I do not condone violent protests of any description. What is required by our more enlightened and progressive thinking leaders is to take time out to read the fine print of the new proposal and to strategise on how best to turn a negative into a positive.
We should embrace the concept of mainstreaming indigenous affairs and the redirection of the $1.4 billion annual budget of ATSIC by exerting pressure on the bureaucrats charged with administering their new windfall to deliver for our people.
What do we have to lose, as they couldn't possibly be any worse than ATSIC in indigenous service delivery?
In The Courier-Mail on April 17, John Howard's views on the mainstreaming of indigenous programs were made clear when he said: ``I think it can be better achieved treating everybody equally and where there are areas of disadvantage, having special assistance and special programs is the best way of helping indigenous people.''
I agree with Howard when he says we should all be treated equally. I can assure readers from my personal experience, as a former ATSIC regional councillor, that within the highly volatile council meetings the 12 elected black officials did not always assess indigenous submissions for grant funding on a needs basis.
Unfortunately, I concur with a term thrown around loosely by a silent majority within our community-- ``taxpayers' money going to the greedy not the needy''-- as being right on the money.
Tony Koch (C-M, April 16) correctly points out that: ``It (ATSIC) was established to deliver to the most needy Australians, to lift them from disadvantage to at least equal status with the rest of the population. But despite all those best intentions, the indefatigable efforts of many good people, and the investment of billions of dollars of taxpayer funds, it achieved virtually nothing.''
Some of our leaders certainly had fun with taxpayers' money (including indigenous taxpayers) and, over time, mastered the art of political manipulation and nepotism at the expense of the more destitute within their respective communities.
We, the indigenous population, can cry ``poor bugger me'' and ``racist politicians'' at the inevitable legislative abolition of ATSIC or we can engage in open and frank dialogue with the Government and bureaucrats in charge of administering ``ATSIC moneys'' on our behalf.

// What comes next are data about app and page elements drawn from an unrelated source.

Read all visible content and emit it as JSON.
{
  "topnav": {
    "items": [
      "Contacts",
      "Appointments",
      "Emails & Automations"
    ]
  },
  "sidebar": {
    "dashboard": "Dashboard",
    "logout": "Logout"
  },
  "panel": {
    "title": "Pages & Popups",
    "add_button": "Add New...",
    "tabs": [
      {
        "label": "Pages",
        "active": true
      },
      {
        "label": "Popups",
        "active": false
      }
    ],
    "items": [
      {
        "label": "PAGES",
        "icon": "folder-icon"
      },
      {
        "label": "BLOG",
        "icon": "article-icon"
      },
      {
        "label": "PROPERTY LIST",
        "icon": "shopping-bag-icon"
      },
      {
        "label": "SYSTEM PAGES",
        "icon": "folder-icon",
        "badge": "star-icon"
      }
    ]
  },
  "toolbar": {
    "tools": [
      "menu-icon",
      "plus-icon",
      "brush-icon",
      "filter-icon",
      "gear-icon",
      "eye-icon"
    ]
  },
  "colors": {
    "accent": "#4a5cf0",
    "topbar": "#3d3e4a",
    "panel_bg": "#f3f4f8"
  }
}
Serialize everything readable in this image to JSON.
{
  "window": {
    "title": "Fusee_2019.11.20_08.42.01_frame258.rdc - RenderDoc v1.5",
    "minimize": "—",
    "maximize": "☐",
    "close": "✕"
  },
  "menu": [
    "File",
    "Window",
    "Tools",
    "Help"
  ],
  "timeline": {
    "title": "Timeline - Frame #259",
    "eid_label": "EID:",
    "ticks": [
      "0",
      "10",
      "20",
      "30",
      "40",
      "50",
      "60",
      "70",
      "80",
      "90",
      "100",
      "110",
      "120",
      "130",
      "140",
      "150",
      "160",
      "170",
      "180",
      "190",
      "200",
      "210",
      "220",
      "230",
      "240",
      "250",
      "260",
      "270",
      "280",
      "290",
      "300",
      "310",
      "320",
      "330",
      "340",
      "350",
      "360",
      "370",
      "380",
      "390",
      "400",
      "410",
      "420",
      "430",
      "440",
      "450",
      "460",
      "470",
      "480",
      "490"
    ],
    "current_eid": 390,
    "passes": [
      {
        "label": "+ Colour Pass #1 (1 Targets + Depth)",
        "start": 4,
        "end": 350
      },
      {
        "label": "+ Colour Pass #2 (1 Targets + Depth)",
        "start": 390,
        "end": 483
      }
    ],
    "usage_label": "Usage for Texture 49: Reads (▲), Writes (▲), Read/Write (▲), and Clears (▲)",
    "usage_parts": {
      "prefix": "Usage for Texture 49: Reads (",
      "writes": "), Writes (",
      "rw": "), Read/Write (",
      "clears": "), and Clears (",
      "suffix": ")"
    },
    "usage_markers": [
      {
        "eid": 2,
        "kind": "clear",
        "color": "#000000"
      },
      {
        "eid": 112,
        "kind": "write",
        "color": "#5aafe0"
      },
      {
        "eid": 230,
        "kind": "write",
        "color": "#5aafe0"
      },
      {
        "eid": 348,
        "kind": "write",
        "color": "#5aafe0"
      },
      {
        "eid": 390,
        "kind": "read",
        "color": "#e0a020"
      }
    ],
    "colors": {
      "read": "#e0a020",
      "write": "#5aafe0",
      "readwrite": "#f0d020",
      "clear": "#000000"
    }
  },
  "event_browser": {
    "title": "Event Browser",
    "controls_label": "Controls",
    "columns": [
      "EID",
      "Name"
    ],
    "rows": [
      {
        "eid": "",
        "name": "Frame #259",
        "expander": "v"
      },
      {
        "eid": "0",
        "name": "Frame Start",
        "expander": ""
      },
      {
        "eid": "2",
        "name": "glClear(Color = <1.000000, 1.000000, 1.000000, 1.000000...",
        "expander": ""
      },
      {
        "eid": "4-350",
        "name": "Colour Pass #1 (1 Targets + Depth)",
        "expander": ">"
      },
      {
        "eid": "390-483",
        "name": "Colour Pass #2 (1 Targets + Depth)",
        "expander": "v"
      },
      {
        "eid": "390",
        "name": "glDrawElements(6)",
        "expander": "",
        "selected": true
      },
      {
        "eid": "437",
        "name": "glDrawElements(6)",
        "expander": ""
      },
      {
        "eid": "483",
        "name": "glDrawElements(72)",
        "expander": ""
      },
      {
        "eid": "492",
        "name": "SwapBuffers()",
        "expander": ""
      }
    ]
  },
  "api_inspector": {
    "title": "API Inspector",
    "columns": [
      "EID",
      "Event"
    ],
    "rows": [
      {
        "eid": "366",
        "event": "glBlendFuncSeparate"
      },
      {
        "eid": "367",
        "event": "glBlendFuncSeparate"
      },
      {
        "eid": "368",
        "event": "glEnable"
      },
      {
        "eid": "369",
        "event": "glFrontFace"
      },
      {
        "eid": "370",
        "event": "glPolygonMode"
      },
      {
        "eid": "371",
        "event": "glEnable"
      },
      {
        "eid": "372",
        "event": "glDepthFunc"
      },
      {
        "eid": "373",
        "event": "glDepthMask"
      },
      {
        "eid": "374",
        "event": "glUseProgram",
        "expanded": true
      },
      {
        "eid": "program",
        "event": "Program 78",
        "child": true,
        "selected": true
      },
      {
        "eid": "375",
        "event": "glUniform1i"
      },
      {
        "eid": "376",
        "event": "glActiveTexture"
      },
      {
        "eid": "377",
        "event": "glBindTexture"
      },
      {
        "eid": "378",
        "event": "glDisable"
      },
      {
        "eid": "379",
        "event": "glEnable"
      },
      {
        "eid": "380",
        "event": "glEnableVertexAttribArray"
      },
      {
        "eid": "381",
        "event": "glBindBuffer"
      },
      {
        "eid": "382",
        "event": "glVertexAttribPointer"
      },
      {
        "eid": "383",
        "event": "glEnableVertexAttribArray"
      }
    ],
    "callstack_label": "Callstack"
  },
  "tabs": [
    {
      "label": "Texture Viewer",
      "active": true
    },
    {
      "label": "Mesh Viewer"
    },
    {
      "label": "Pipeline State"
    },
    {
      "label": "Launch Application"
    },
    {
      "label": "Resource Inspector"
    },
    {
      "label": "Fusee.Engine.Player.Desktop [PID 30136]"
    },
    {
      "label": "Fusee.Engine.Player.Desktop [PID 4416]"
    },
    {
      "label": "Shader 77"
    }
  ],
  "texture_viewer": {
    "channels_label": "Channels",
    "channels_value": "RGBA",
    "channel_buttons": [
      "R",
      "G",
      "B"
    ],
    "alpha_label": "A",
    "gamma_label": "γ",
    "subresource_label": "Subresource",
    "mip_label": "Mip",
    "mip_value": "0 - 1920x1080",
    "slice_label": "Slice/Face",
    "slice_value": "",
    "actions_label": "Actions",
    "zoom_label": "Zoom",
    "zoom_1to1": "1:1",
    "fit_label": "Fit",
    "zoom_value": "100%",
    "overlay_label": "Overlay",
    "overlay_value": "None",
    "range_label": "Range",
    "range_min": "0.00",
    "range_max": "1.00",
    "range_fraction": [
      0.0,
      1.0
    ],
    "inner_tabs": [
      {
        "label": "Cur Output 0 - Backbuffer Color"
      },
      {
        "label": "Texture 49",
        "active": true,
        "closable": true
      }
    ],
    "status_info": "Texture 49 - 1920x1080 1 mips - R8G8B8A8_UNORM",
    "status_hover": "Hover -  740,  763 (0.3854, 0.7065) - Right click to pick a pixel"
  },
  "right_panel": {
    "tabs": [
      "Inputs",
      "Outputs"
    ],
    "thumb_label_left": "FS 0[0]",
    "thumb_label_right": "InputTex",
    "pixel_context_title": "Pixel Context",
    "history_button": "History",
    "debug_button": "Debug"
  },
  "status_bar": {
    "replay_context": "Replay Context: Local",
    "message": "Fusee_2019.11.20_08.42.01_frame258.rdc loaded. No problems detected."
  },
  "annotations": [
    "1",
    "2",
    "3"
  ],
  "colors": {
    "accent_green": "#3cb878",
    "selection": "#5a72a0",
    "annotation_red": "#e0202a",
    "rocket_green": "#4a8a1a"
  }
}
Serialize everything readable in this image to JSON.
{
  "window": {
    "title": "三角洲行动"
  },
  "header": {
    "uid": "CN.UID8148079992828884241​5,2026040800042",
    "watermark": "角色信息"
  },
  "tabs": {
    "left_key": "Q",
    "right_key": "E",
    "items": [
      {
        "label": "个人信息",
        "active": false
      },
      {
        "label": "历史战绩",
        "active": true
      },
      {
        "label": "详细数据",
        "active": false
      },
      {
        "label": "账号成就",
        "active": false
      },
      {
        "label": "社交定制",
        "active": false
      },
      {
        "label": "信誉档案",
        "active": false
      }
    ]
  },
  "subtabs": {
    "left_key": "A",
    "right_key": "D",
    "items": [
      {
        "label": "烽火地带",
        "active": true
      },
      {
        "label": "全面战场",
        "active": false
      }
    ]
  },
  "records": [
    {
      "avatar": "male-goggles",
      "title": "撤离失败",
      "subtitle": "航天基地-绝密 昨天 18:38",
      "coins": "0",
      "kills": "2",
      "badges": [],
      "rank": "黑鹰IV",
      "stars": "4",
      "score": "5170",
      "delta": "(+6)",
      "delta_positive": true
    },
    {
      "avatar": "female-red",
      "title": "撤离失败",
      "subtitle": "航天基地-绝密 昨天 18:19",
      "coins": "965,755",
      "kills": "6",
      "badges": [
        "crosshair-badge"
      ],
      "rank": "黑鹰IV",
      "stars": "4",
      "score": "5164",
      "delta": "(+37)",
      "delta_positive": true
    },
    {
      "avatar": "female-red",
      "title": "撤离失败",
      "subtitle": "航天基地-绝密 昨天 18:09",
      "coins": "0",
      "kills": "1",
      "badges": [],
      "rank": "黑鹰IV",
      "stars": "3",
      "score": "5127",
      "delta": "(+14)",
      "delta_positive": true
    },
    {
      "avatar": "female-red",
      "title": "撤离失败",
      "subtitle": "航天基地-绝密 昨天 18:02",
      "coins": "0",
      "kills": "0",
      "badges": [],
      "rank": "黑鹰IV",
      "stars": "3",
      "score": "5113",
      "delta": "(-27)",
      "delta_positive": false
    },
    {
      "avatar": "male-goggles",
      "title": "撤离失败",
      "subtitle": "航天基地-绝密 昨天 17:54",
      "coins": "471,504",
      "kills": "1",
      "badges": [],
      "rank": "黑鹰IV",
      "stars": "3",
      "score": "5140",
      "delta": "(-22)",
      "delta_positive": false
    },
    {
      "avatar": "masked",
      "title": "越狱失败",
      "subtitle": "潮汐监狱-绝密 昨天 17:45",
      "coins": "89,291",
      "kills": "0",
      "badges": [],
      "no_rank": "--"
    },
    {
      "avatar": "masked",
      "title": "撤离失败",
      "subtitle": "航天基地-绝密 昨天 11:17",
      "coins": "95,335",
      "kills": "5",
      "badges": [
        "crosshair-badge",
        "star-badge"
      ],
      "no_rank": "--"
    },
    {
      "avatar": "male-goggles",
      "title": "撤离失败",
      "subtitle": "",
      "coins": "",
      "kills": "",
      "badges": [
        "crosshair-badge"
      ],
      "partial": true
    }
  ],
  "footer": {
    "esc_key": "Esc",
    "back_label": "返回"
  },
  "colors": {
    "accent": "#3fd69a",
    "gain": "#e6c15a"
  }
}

There is a large pool of experienced indigenous workers within incorporated indigenous organisations who would be more than happy to continue on in their jobs.
Perhaps the Government should give consideration to securing their futures by locking them into the public service employment career path.
On a recent exercise with an experienced Four Corners team in rural Queensland I witnessed their producer and journalist, hardened from assignments in war-torn Africa and Eastern Europe, brought to tears on hearing the depressing stories of indigenous people living in this town.
I speak of my home town of Cunnamulla where my relatives who live in ATSIC-funded houses live in despair while my relatives who live next door in State Housing Commission homes live in relative luxury with unlimited hot water and electrical wiring that meets strict health-and-safety regulations.
The compulsory installation of reverse cycle airconditioning keeps them out of harm's way when the temperature reaches more than 40C in summer and the bitterly sub-zero temperatures in winter.
Try asking the relatives from the former group if they would support mainstreaming or fight to maintain the status quo with ATSIC.